What is the Lottery?
The lottery togel japan is the name given to a gambling game or method of raising money in which a large number of tickets are sold and a drawing is held for prizes. It is a form of chance-based selection, often used for public or charitable purposes. The term is also applied to any event, activity or situation regarded as depending on chance: to win the lottery is to be lucky. The lottery has been widely embraced by states as a way to raise funds for public purposes, and is often viewed by politicians as a painless source of revenue, because winnings are paid tax free.
Lottery revenues have grown rapidly since the first state-regulated games began in the United States, and are now in excess of $80 billion per year. The enormous jackpots generated by these games attract significant attention and public curiosity, and are a major driver of their continuing growth. But the huge amounts involved have raised serious concerns about their social impact. Compulsive gamblers are a particular concern, as well as the alleged regressive effect on lower-income communities.
Decisions and fates determined by the casting of lots have a long history, with several examples in the Bible. But the use of a lottery for material gain is much more recent. The earliest lottery to distribute prize money was organized by Augustus Caesar for municipal repairs in Rome. Later, the practice was adopted by kings of France.
As the nation’s banks and taxation systems were in their early stages, lotteries provided a valuable and expedient source of funding for new projects. Lotteries were used to build roads, jails and hospitals, and subsidize schools, colleges, and factories. They were popular in the eighteenth century, and leaders like Thomas Jefferson and Benjamin Franklin used them to pay off debts and buy cannons for Philadelphia.
Today, the lottery is a multibillion-dollar industry, with players coming from all walks of life and from every part of the country. Nevertheless, the most substantial percentage of players comes from middle-income neighborhoods. The disadvantaged, on the other hand, are much less likely to participate in lotteries, and those who do play rarely win.

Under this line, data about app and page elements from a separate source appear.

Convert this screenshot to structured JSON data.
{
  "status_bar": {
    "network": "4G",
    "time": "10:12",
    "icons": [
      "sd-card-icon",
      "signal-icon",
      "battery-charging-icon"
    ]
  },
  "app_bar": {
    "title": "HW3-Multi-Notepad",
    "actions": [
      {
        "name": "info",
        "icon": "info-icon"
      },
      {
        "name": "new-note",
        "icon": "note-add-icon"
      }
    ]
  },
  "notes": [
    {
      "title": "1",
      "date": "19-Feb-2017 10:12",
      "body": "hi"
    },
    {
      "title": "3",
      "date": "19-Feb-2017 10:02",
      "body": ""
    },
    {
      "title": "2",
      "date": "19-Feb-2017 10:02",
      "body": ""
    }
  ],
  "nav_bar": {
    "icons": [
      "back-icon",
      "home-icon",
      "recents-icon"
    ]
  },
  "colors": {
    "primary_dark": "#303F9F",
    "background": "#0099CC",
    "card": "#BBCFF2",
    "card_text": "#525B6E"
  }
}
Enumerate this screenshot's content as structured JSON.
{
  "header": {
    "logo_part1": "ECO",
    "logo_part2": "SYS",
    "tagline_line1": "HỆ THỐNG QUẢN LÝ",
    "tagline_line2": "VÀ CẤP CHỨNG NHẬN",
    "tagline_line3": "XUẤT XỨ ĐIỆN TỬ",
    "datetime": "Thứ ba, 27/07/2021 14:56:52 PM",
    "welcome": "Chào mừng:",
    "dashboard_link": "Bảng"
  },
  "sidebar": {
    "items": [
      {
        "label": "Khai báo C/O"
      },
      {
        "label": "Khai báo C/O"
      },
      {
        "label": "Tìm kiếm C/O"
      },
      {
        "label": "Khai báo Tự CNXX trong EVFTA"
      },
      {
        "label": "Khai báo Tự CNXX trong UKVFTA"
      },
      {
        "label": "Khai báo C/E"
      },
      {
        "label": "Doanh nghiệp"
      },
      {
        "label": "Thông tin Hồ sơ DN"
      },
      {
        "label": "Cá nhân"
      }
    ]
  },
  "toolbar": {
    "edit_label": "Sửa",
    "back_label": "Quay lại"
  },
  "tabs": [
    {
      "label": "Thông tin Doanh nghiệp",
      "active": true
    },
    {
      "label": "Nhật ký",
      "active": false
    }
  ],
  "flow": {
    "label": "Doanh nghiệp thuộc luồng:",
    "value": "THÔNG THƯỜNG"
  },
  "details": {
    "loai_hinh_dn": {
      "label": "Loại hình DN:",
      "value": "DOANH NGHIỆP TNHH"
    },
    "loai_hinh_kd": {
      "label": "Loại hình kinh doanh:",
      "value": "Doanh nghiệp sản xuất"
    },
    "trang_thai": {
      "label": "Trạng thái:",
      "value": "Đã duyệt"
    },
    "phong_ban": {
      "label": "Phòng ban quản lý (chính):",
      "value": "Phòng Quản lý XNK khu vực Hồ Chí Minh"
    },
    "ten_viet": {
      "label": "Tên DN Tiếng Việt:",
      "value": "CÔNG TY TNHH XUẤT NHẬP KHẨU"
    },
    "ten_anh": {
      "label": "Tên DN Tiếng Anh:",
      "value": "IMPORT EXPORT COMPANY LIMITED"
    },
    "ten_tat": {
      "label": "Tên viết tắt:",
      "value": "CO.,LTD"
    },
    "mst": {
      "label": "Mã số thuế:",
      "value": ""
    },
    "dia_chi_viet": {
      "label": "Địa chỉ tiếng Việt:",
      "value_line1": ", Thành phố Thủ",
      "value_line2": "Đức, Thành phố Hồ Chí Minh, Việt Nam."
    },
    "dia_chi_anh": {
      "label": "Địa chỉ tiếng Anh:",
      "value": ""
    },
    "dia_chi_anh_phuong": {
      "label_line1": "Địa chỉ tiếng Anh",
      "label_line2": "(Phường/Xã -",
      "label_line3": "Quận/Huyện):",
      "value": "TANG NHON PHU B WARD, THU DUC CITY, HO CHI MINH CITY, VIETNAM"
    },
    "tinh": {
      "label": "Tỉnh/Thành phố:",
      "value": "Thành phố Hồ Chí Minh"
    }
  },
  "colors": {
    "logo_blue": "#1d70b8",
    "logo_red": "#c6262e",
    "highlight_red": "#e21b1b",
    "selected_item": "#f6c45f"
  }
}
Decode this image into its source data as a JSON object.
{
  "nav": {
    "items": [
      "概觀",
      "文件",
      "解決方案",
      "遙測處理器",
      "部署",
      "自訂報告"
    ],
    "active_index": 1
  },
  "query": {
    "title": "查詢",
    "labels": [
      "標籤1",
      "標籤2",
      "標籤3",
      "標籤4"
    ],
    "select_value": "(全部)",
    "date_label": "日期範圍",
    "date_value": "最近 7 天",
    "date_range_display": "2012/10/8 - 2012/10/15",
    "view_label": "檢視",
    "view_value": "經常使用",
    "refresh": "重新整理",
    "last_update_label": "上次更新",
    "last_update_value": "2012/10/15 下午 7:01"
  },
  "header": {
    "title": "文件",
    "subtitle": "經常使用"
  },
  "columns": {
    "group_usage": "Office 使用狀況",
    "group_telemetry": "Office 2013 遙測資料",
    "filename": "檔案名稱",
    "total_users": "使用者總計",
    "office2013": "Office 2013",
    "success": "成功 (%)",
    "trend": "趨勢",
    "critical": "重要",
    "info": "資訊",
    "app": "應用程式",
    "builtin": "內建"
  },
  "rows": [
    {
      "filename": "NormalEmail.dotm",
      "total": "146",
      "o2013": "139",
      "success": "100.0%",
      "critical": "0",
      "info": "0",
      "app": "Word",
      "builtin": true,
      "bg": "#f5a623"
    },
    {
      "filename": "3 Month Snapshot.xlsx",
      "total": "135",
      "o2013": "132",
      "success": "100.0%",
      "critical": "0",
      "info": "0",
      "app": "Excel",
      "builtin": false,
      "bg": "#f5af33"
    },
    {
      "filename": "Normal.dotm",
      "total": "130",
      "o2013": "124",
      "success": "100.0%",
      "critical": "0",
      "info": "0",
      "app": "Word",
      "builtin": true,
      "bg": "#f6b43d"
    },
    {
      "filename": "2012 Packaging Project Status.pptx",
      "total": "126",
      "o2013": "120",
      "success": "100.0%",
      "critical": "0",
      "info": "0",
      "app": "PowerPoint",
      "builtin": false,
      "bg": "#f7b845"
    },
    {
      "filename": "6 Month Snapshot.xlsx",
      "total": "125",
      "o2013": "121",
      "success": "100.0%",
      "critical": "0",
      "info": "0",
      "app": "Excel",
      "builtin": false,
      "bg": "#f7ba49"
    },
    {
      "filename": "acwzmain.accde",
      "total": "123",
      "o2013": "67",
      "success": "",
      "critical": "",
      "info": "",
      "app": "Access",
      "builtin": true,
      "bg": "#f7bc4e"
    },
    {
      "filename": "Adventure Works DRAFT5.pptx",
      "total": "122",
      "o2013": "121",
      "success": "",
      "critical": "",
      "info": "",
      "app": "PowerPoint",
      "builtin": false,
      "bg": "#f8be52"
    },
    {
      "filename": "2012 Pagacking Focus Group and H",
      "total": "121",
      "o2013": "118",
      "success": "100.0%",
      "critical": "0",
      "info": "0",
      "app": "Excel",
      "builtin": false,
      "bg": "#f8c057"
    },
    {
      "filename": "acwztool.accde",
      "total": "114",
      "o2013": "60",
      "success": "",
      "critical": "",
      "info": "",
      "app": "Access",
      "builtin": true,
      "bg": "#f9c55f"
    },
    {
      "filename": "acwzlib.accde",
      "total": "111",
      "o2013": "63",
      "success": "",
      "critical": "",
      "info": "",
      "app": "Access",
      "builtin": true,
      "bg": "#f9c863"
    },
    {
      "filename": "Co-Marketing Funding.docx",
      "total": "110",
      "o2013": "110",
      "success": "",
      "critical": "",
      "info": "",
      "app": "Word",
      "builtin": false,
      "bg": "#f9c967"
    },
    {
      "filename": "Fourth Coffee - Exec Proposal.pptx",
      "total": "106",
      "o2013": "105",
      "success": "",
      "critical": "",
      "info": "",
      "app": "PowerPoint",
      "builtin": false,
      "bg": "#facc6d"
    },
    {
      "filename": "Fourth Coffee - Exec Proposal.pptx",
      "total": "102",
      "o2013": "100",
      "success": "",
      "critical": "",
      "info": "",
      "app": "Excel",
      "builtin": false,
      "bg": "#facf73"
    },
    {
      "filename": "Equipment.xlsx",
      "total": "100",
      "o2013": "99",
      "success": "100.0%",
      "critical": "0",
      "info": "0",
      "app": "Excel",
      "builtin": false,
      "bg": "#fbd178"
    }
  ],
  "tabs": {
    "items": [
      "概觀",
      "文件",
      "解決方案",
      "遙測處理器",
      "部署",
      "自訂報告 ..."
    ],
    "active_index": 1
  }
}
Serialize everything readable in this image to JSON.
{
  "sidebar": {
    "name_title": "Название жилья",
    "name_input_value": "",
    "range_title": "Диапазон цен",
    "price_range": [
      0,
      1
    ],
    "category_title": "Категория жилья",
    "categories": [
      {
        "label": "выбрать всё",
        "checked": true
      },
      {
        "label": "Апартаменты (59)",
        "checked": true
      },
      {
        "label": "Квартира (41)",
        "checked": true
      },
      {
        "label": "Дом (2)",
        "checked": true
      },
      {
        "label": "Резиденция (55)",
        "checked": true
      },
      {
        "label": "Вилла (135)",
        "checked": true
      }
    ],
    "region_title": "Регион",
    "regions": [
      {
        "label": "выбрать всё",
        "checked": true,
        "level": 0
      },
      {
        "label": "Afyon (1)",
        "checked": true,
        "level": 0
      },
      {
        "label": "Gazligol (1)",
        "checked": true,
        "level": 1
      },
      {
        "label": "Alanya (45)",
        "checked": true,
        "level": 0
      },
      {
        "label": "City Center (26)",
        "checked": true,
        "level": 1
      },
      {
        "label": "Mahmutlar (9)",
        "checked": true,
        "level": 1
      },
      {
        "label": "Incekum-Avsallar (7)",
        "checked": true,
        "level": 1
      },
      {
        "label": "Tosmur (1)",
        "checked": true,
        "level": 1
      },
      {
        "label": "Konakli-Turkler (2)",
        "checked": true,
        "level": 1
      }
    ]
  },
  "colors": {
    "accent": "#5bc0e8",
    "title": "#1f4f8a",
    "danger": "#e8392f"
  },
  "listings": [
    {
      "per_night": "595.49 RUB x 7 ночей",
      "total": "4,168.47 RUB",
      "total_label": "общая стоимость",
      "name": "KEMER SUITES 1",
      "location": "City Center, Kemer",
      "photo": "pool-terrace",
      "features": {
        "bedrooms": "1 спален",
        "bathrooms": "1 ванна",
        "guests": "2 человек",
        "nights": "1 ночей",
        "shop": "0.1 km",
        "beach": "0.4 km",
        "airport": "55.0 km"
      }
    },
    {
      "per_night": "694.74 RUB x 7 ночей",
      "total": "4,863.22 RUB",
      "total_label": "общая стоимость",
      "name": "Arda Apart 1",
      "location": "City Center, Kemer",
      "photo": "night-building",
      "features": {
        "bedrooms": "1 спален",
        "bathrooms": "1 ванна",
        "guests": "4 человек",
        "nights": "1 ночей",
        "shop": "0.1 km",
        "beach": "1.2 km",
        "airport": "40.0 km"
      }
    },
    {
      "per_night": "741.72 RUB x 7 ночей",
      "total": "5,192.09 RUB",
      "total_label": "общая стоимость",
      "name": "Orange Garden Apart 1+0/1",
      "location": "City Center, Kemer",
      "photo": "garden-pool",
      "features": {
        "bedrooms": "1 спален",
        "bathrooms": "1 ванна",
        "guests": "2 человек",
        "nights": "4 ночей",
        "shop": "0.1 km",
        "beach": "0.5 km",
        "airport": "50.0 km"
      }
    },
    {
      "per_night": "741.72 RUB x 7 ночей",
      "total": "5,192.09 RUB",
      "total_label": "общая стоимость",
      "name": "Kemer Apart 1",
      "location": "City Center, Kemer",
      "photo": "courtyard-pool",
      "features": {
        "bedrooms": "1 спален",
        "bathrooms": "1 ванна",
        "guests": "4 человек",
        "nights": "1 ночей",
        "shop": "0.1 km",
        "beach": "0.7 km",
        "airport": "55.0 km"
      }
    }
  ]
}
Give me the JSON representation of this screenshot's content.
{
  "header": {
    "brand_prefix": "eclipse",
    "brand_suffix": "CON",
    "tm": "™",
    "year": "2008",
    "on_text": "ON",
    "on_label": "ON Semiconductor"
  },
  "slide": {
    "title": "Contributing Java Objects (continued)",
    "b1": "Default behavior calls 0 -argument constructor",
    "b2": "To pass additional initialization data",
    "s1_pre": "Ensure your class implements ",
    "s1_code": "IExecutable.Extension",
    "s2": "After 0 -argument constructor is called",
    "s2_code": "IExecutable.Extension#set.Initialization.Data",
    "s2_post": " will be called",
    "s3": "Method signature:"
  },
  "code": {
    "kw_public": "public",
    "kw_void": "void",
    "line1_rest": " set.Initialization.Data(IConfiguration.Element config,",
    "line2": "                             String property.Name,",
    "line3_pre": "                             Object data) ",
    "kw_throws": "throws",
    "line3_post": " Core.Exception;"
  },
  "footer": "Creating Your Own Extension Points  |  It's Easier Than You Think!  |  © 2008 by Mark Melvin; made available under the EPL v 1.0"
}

To improve your chances of winning, you should try to understand the laws of probability. This will help you make informed decisions about the numbers to choose. In addition, you should never be afraid to experiment with different combinations. It is important to be creative and think outside the box when choosing your numbers. You can also avoid using the same numbers over and over again. For example, it is better to avoid selecting numbers that end in the same digits or repeat a pattern of three, four, five, or six. Instead, you should try to have a mix of both odd and even numbers.